Scholars have noted lamentable conditions of female migrant workers (Abu-Habib,1998; Adib & Guerrier, 2003; Bauder, 2005; Bauder, 2008; Frantz, 2008; Sassen, 2000). Migrant workers suffer several types of citizenship disabilities as most countries do not extend equal citizenship rights and protections to them (Walia, 2010). Relatedly, because of low cultural and social capital, they are unable to take full advantage of whatever rights are available to them in the host country (Bustamante, 2002). Women are further exploited as cheap and docile labor (Elson & Pearson, 1981; Mills, 2003). In addition, studies have emphasized how breakdown of the traditional economy and the penetration of market in the developing societies have forced people, especially from rural areas, to seek low-paying dead-end jobs in the global labor market (Castles, 2013). Examining Nepali domestic workers in New Delhi, we mostly agree with the existing studies but, based on our study of micro-dynamics between employers and employees, we also bring to notice the fact that migrant female workers are not always passive victims and that they exercise considerable choice and agency. We do not, however, mean that they exercise some freewheeling agency. Macro forces as well as their biographical capital, rooted in their past experiences, the particular stage of their life cycles and entrenched “habitus,” affect their choices, agency and strategies (Bourdieu, 1990; Bourdieu, 2002 ). As social scientists have long argued, neo-classical economic theories, which depict labour market as atomistic and perfectly competitive, do not capture the nuances of the actually existing labour market. They instead argue that the labour market is profoundly gendered, ethnicized, castecized, and racialized (Adib & Guerrier, 2003; HarrissWhite, 2005; Mills, 2003; Ridgeway, 1997; Ridgeway, 2009; Ridgeway et al. 2009; Thorat & Neuman, 2012). At the broader theoretical level, therefore, this study aims to understand the cultural underpinnings of labour market and its consequences for different actors and institutions. The micro-dynamics also help us understand the durability and reproduction of different forms of inequality, since the agents draw on and contribute to the structural and cultural forces that they are enmeshed in. As has been observed in the West, the Middle East and the rising East Asian economies, India has witnessed the rise of the phenomenon of household domestic workers DOI: https://doi.org/10.3126/dsaj.v12i0.25960 Received: 17/10/2019...Accepted: 16/12/ 2019
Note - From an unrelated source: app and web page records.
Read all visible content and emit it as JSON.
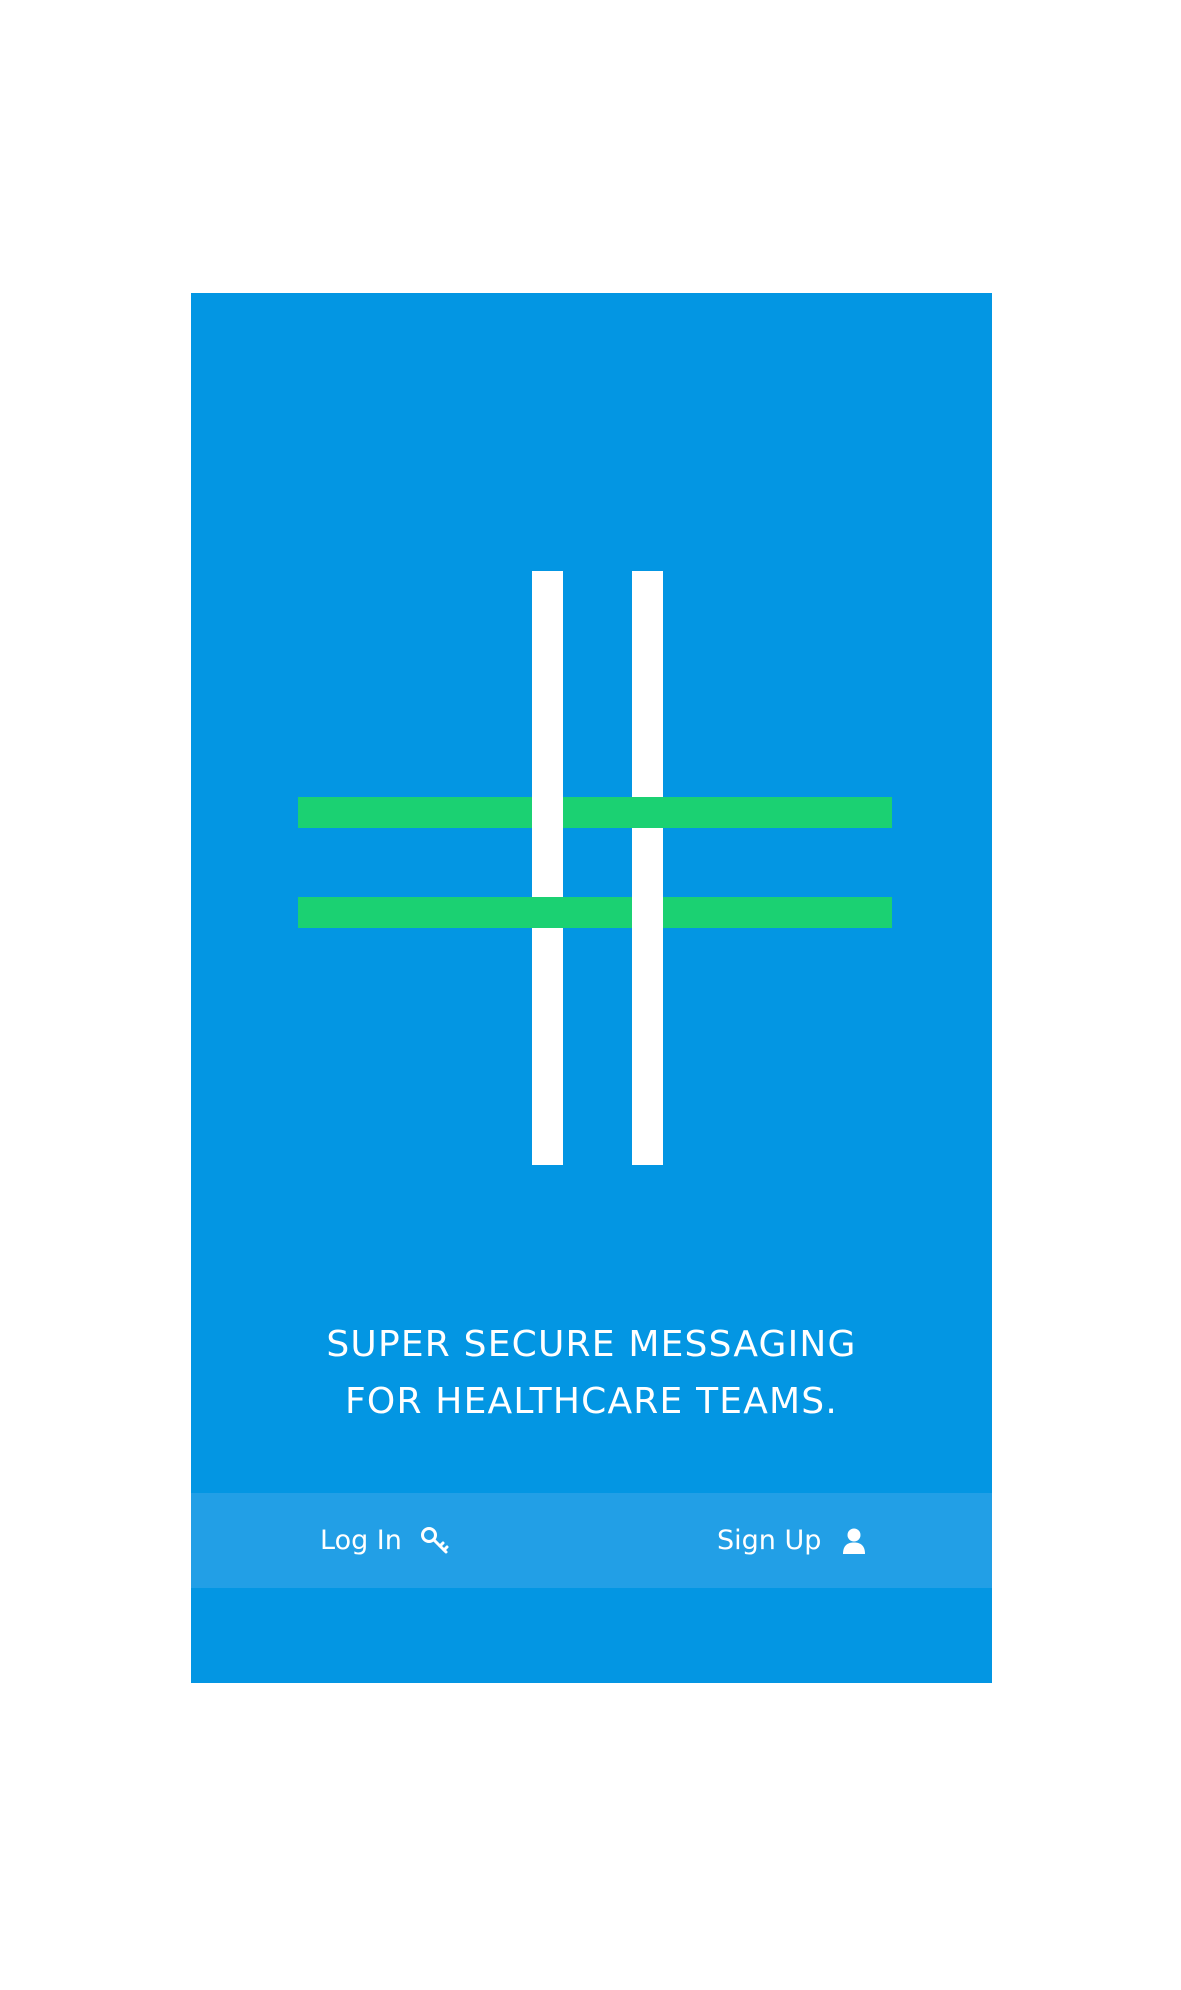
{
  "brand": {
    "background_color": "#0396e3",
    "vertical_bar_color": "#ffffff",
    "horizontal_bar_color": "#1bd172",
    "action_bar_color": "#229fe6"
  },
  "tagline": {
    "line1": "SUPER SECURE MESSAGING",
    "line2": "FOR HEALTHCARE TEAMS."
  },
  "actions": {
    "login": {
      "label": "Log In",
      "icon": "key-icon"
    },
    "signup": {
      "label": "Sign Up",
      "icon": "user-icon"
    }
  }
}
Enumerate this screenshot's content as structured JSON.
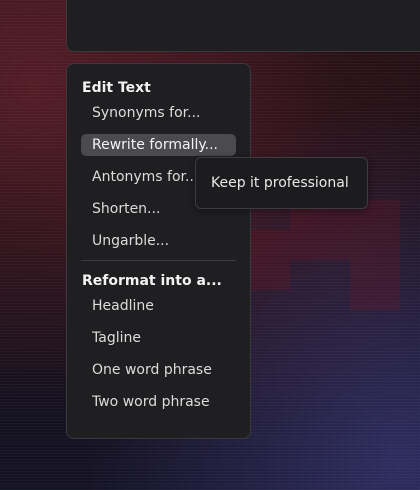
{
  "menu": {
    "sections": [
      {
        "header": "Edit Text",
        "items": [
          "Synonyms for...",
          "Rewrite formally...",
          "Antonyms for...",
          "Shorten...",
          "Ungarble..."
        ]
      },
      {
        "header": "Reformat into a...",
        "items": [
          "Headline",
          "Tagline",
          "One word phrase",
          "Two word phrase"
        ]
      }
    ],
    "highlighted_item": "Rewrite formally..."
  },
  "tooltip": {
    "text": "Keep it professional"
  },
  "colors": {
    "menu_background": "#1f1f21",
    "highlight": "#4a4a4f",
    "text": "#dcdcdc"
  }
}
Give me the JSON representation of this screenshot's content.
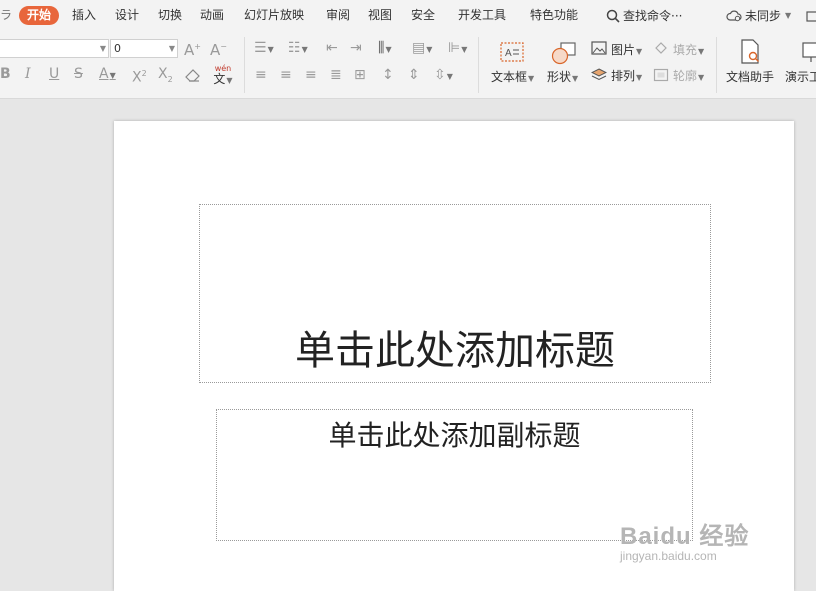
{
  "menubar": {
    "items": [
      {
        "label": "开始",
        "active": true
      },
      {
        "label": "插入"
      },
      {
        "label": "设计"
      },
      {
        "label": "切换"
      },
      {
        "label": "动画"
      },
      {
        "label": "幻灯片放映"
      },
      {
        "label": "审阅"
      },
      {
        "label": "视图"
      },
      {
        "label": "安全"
      },
      {
        "label": "开发工具"
      },
      {
        "label": "特色功能"
      }
    ],
    "search_label": "查找命令···",
    "sync_label": "未同步"
  },
  "ribbon": {
    "font_name_value": "",
    "font_size_value": "0",
    "phonetic_glyph_top": "wén",
    "phonetic_glyph_bottom": "文",
    "textbox_label": "文本框",
    "shape_label": "形状",
    "picture_label": "图片",
    "arrange_label": "排列",
    "fill_label": "填充",
    "outline_label": "轮廓",
    "doc_helper_label": "文档助手",
    "presentation_tool_label": "演示工"
  },
  "slide": {
    "title_placeholder": "单击此处添加标题",
    "subtitle_placeholder": "单击此处添加副标题"
  },
  "watermark": {
    "brand": "Baidu 经验",
    "url": "jingyan.baidu.com"
  },
  "colors": {
    "accent": "#e8663b",
    "menubar_bg": "#f3f3f3",
    "workspace_bg": "#e6e6e6"
  }
}
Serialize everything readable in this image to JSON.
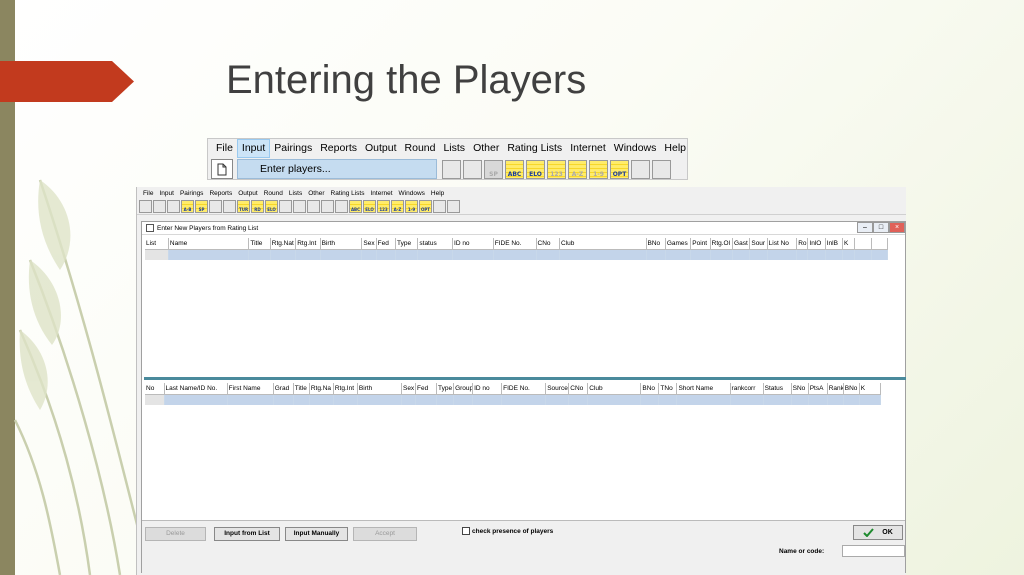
{
  "slide": {
    "title": "Entering the Players"
  },
  "snippet": {
    "menu": [
      "File",
      "Input",
      "Pairings",
      "Reports",
      "Output",
      "Round",
      "Lists",
      "Other",
      "Rating Lists",
      "Internet",
      "Windows",
      "Help"
    ],
    "active_menu": "Input",
    "dropdown_item": "Enter players...",
    "tools": [
      "",
      "",
      "SP",
      "ABC",
      "ELO",
      "123",
      "A-Z",
      "1-9",
      "OPT",
      "",
      ""
    ]
  },
  "app": {
    "menu": [
      "File",
      "Input",
      "Pairings",
      "Reports",
      "Output",
      "Round",
      "Lists",
      "Other",
      "Rating Lists",
      "Internet",
      "Windows",
      "Help"
    ],
    "tools": [
      "",
      "",
      "",
      "A-B",
      "SP",
      "",
      "",
      "TUR",
      "RD",
      "ELO",
      "",
      "",
      "",
      "",
      "",
      "ABC",
      "ELO",
      "123",
      "A-Z",
      "1-9",
      "OPT",
      "",
      ""
    ],
    "window_title": "Enter New Players from Rating List",
    "grid1_headers": [
      "List",
      "Name",
      "Title",
      "Rtg.Nat",
      "Rtg.Int",
      "Birth",
      "Sex",
      "Fed",
      "Type",
      "status",
      "ID no",
      "FIDE No.",
      "CNo",
      "Club",
      "BNo",
      "Games",
      "Point",
      "Rtg.Ol",
      "Gast",
      "Sour",
      "List No",
      "Ro",
      "InlO",
      "InlB",
      "K",
      "",
      ""
    ],
    "grid2_headers": [
      "No",
      "Last Name/ID No.",
      "First Name",
      "Grad",
      "Title",
      "Rtg.Na",
      "Rtg.Int",
      "Birth",
      "Sex",
      "Fed",
      "Type",
      "Group",
      "ID no",
      "FIDE No.",
      "Source",
      "CNo",
      "Club",
      "BNo",
      "TNo",
      "Short Name",
      "rankcorr",
      "Status",
      "SNo",
      "PtsA",
      "Rank",
      "BNo",
      "K"
    ],
    "buttons": {
      "delete": "Delete",
      "input_from_list": "Input from List",
      "input_manually": "Input Manually",
      "accept": "Accept",
      "ok": "OK"
    },
    "check_presence": "check presence of players",
    "name_or_code": "Name or code:"
  },
  "colors": {
    "accent_red": "#c23a1e",
    "side_bar": "#8b8660",
    "row_highlight": "#c3d4ea",
    "splitter": "#4a8a9c"
  }
}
C. Basnet, Sandhya A. S.
Dhaulagiri Journal of Sociology and Anthropology